Project total self confidence, control, and command of the room.
Stand tall with good posture. Think confident and you will look confident. Move around, but in a controlled manner, not a nervous pacing manner. For example: walk a little to the left, stop and talk, walk towards the middle, stop and talk, walk towards the right, stop and talk. Let your hands be natural by your side, or waste height in front talking with your hands a little bit, or make a gesture when you say something where you want to add some emphasis.

Enhance your speech to be more engaging.
Have your body movements match what you say. If you are telling a story about a time you were driving in the car, act out the motion of being behind the steering wheel and driving. If you mention swerving around a curve, motion and exaggerate the movement of swerving. If you crash, show them the crash and what your body did. Exaggeration is always good for effect, entertainment, and keeping your audience’s attention. The larger the audience, the larger the exaggeration.

Believe it or not, most communication is done through body language. Think of your pet, a squirrel in your back yard, or any other kind of animal. How much do they communicate verbally and how much do they communicate with their bodies? The answer is obvious. We are no different. The words you say don’t matter as much as what your body says. What is your body saying when you present in front of others and/or when you interact with others? Start paying attention to your posture, your nervous fidgeting, and your body movements. If you find that they do not portray confidence, if they do not portray control, and if they do not enhance your communication where you are more engaging in a group setting or one on one, change your body language and watch how your confidence increases, your interactions improve, and how your results become more positive.

More free tips:

Wednesday, January 03, 2007

Start Strong with Your Public Speaking

It’s Monday morning, you had a great weekend, and now you have to attend a seminar at work. You grab your cup of coffee, maybe a bagel or muffin, and you find the seat that you are going to be most comfortable in. You get settled in and you wait anxiously for the presenter to begin.
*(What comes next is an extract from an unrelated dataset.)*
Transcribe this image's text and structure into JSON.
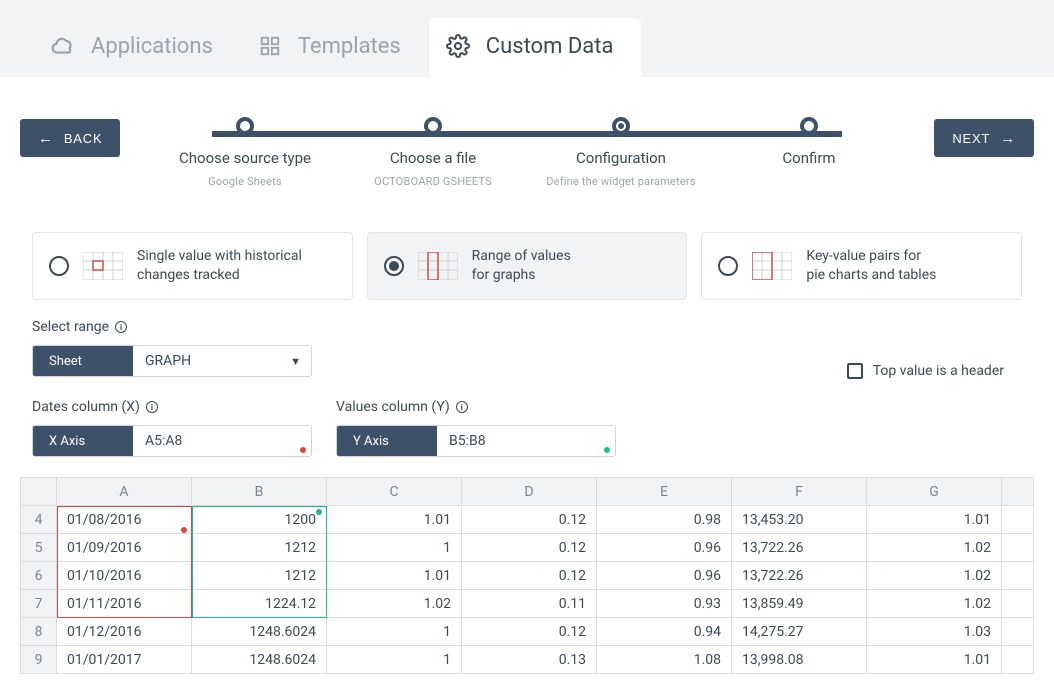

What are your expectations?

Are you expecting to be put to sleep or are you expecting to be engaged?
Are you expecting to learn something new or be told something you already know?
Are you expecting this is going to be worth your while? Or are you expecting that this will be a waste of time?

Be engaging and your audience will be engaged

When you are the presenter, your audience has the same expectations of you. No matter what those expectations are, your goal should be to exceed them. One of the best ways to exceed their expectations is to fully engage your audience while delivering worthwhile information.

To read full article, sign up for the PEP Ezine
Follow me on Twitter